The Maine Island Trail is a series of almost 200 island and mainland sites, stretching the entire coast from the New Hampshire border to the Canadian border. These sites are open for low-impact recreation by small boaters for either day or overnight use. The Maine Island Trail Association (MITA) oversees the stewardship of these special places, which is increasingly including invasive plant management. Recognizing the threats invasive plants pose to both the ecosystems and the recreational value of Maine’s coastal islands, MITA has stepped up its focus on invasives in the past several years.
With only two program staff, and 200 sites spread over 350 plus miles, volunteers are truly MITA’s greatest asset in accomplishing its stewardship work. MITA is fortunate to have numerous corporate, school and other groups who want to do service days with us each year. The good and bad news is we have plenty of work to keep them busy on a few of the islands, particularly in Casco Bay. We also have the ability to transport folks to the islands, though boat capacity is often a more limiting factor than the number of willing volunteers. It is inspiring to see how excited people get about clipping back bittersweet, for instance. Despite the fact that we are beyond eradication and into management on some sites, volunteers still achieve a strong sense of accomplishment after a day’s work.
Looking beyond the intense management on heavily infested islands, however, MITA realized that it needed to take the approach of “early detection, rapid response”. This concept, familiar to anyone who works with invasive plants, is essential in preventing other sites from requiring such an intense level of management. We wanted to take this approach on a trail-wide scale, so in 2012 called on MITA’s roughly 100 island adopters and 30 monitor skippers to keep their eyes out for invasives during their regular island stewardship visits. We selected the “big five” invasive species of concern to target on the MITA islands, and created a crib sheet to assist volunteers in identifying them. These species that we are currently focusing on are Oriental Bittersweet, Japanese Barberry, Black Swallowwort, Japanese Knotweed and Bush Honeysuckles.
There was a very positive initial response to this call for action. Many people applauded the efforts and foresight in attempting to identify and eliminate any early infestations. It was also amazing what people already knew but just never thought to alert MITA to. One volunteer said “No doubt you know about the well established barberry” on an island she stewards. In fact we hadn’t been aware of it, but soon after had a work day to remove it, and are now monitoring for any new growth. However, while we certainly inspired some volunteers to be more vigilant in looking for invasives, we realized that many of our regular volunteer monitors are probably not familiar enough with the species to really know what they’re looking for. Looking forward, we would like to send an “invasive plant scout” on our scheduled monitoring trips. This person, or persons, could help identify any infestations, and also note which islands are currently invasive-free.
The following are a few ways you can get involved with MITA’s invasive plant work:
Be an invasive plant scout! Individuals knowledgeable about invasive plants are invited to join MITA’s monitoring trips to document presence or absence of invasives on Trail sites.

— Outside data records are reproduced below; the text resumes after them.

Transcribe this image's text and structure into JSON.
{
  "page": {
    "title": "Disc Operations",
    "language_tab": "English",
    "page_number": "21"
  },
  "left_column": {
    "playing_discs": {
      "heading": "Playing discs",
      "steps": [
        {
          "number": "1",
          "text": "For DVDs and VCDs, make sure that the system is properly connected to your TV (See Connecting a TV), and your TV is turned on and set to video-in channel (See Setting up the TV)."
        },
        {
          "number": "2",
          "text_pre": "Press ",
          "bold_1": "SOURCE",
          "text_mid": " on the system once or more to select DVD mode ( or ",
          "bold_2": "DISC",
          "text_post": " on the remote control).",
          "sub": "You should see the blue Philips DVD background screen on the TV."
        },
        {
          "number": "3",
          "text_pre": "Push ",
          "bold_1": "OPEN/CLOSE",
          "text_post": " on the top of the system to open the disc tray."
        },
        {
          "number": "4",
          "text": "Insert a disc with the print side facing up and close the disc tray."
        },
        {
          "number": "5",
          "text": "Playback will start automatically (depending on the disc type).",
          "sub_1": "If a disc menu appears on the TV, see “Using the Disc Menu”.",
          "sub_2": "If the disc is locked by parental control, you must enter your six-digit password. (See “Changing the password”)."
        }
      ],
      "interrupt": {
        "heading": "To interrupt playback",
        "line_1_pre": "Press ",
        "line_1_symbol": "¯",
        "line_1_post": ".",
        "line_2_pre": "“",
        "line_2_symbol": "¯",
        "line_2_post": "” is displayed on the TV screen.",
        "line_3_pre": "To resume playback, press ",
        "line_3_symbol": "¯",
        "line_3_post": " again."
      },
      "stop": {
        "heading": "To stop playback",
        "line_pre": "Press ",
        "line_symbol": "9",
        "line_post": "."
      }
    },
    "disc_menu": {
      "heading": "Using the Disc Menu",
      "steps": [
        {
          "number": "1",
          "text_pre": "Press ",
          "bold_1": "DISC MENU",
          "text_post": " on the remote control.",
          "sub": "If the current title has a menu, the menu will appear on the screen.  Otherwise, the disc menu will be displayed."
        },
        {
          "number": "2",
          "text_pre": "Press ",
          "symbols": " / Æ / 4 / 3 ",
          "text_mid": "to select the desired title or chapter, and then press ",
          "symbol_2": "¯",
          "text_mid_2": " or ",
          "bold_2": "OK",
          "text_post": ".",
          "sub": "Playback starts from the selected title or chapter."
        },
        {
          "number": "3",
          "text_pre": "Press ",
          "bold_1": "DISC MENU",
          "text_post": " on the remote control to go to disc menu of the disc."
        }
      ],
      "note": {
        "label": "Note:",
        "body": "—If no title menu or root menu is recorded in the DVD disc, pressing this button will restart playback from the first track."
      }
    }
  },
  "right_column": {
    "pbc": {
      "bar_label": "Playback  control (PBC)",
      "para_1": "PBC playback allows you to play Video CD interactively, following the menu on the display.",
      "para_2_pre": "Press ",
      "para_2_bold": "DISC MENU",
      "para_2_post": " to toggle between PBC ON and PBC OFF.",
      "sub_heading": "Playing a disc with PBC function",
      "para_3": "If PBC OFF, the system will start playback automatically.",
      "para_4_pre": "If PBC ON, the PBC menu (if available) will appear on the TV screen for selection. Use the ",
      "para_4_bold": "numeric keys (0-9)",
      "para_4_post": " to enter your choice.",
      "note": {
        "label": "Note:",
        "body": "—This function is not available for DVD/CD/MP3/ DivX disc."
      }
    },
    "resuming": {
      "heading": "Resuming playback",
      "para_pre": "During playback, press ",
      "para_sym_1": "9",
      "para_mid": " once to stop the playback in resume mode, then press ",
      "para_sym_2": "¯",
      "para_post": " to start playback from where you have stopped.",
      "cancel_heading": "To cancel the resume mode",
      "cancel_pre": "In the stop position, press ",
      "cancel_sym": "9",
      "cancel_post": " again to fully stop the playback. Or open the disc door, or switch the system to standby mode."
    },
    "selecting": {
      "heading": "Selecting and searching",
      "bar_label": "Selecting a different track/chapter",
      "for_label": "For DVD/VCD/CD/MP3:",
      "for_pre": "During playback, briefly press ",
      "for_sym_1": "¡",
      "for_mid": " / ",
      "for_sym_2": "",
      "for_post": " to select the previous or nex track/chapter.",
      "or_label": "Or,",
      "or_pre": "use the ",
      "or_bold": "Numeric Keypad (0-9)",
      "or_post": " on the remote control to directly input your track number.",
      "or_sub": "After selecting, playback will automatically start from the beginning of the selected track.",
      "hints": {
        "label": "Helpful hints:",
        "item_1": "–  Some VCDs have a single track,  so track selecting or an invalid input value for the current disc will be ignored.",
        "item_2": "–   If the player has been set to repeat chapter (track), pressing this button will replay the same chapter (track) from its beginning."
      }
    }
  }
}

Lead a volunteer work day in Casco Bay! MITA can always use more leaders for volunteer groups, especially people with their own mode of transportation to the islands.
Organize your own group volunteer day! MITA will let you know which islands need help and what priorities are for projects. If you don’t have your own transportation, MITA can assist with coordinating rides to and from the island.
There are always more ways to get involved. Anyone interested in helping out can contact Maria Jenness, Stewardship Manager, at stewards.mita.orgPosted in News